For our last meal in Disney, we decided to splurge with an experience that used two Deluxe Dining credits each. It was tough to get a reservation at the more exclusive places like Be Our Guest, so we decided to go back into EPCOT to enjoy a classic French dinner at Monsieur Paul.
This was definitely our fanciest affair while in the park, and, while walking to our table, we even had an opportunity to swipe a sick bottle.
The restaurant was tucked away in what seemed like a small building, but, once we climbed the stairs to enter the dining area, I was amazed at how expansive the dining room was. The tables were set with some cute things.
While we looked over the menu, someone brought over a small amuse bouche, a cheesy puff pastry concoction.
Someone else came around with really cute and fancy looking small bread. I hit those mini baguettes with butter pretty hard!
I also ordered some bottled water for the table and a champagne cocktail with cassis.
Here’s some pics of the menu.
As an appetizer, I tried the Homard du forestier, ceuf de cailles mollet, bouillon crème aux truffles noires. Don’t worry, there are translations. That’s Maine lobster with sautéed mushrooms, mollet quail egg, creamy black truffle bouillon.
This is obviously a tried and true recipe. It was incredible. The dish was built on a base of mushroom cream sauce that worked beautifully with the perfectly cooked lobster. The puff pastry added some crunch and the soft boiled quail egg added some additional richness.
My main course was equally ubiquitous and delicious. I ordered the Filet de boeuf grillé forestier, purée de pomme de terre, sauce Bordelaise (Grilled beef tenderloin with mushroom crust, mashed potato, Bordelaise sauce).
The mashed potato was served on the side and was very creamy, almost as thin as a sauce.
The filet was built on a base of rich and complex (yet classic) Bordelaise sauce. There was a rim of a thick mushroom puree that surrounded the sauce and the steak was served in the center. There was a circular disc of sauteed mushroom puree on top. The steak was perfectly medium rare, and all of the flavors worked together. Again, this is a tried and true classic; they’re not winning any awards for pushing the envelope, but they are serving amazing albeit outdated food.

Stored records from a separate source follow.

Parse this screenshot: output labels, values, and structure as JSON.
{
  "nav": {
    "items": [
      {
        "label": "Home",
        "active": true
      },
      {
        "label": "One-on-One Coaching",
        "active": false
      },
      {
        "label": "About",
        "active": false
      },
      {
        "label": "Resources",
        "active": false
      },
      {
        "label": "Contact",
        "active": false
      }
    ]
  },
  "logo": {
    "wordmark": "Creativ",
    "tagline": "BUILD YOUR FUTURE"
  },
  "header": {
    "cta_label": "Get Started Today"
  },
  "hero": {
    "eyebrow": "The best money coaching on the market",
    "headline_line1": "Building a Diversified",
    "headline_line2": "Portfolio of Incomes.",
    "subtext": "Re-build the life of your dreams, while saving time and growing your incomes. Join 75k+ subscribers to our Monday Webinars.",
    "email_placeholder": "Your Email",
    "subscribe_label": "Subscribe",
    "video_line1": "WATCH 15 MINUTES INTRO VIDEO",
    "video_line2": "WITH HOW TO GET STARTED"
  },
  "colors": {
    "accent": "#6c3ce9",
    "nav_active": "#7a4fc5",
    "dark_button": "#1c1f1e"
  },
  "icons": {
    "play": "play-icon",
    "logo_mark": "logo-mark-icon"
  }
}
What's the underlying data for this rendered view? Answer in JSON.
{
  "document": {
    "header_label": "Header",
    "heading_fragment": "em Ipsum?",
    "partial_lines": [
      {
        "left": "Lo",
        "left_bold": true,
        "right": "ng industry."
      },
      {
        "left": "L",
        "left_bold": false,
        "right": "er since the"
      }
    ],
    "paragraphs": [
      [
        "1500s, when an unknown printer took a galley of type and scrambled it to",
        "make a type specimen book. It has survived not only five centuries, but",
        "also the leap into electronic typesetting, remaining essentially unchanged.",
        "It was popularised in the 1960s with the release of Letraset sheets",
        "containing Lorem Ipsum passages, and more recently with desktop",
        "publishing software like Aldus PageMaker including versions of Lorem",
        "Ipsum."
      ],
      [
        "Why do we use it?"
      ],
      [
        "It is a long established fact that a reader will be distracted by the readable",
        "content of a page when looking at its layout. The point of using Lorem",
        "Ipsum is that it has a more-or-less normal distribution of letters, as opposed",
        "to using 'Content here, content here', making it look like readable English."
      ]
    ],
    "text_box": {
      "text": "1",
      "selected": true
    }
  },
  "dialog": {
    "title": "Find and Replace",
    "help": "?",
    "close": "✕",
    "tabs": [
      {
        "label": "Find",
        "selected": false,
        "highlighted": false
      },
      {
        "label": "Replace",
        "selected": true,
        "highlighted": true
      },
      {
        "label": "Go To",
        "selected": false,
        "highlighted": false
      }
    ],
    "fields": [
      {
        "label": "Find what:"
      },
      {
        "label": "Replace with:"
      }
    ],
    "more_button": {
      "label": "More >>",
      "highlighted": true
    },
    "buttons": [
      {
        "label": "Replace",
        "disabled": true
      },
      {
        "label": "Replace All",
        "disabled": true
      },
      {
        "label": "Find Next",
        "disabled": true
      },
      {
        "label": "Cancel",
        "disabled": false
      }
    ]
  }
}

That even got me to question our waitress (who was from France) of whether this style of dining and these types of dishes are even popular in France any more. She said that a big portion of eateries in France serve these types of classics. I wasn’t surprised, but I’m sure there’s a lot more innovation going on there too.
For dessert, you know I’m a sucker for the molten chocolate cakes. I went with their version, Le moelleux
(Warm chocolate and almond cake with rapsberry coulis in the center, hazelnut crust, hazelnut ice cream), which the waitress pushed as her favorite. Whatever, there were enough embellishments that I knew were going to be good.
This dish takes a few minutes to prepare, so we patiently waited and had to listen to a grumpy old lady at the next table complain that there were children in a restaurant in the middle of an amusement park. Good times!
The dessert was (you guessed it!) fabulous. The molten center oozed with chocolate and raspberry, and the hazelnut ice cream was a nice cool counterpoint to the warm cake. The almond in the cake along with the hazelnut in the ice cream reminded me of the heavenly concoction, Nutella, and who’s going to hate that!?
There was a special prix fixe menu that costed some additional money on top of the double dining credits, but it included most of what I had anyway, so it didn’t seem worth it.
The experience at Monsieur Paul was certainly great which makes two stellar experiences in the World Showcase in EPCOT. That leads me to wonder how the rest of the restaurants fare.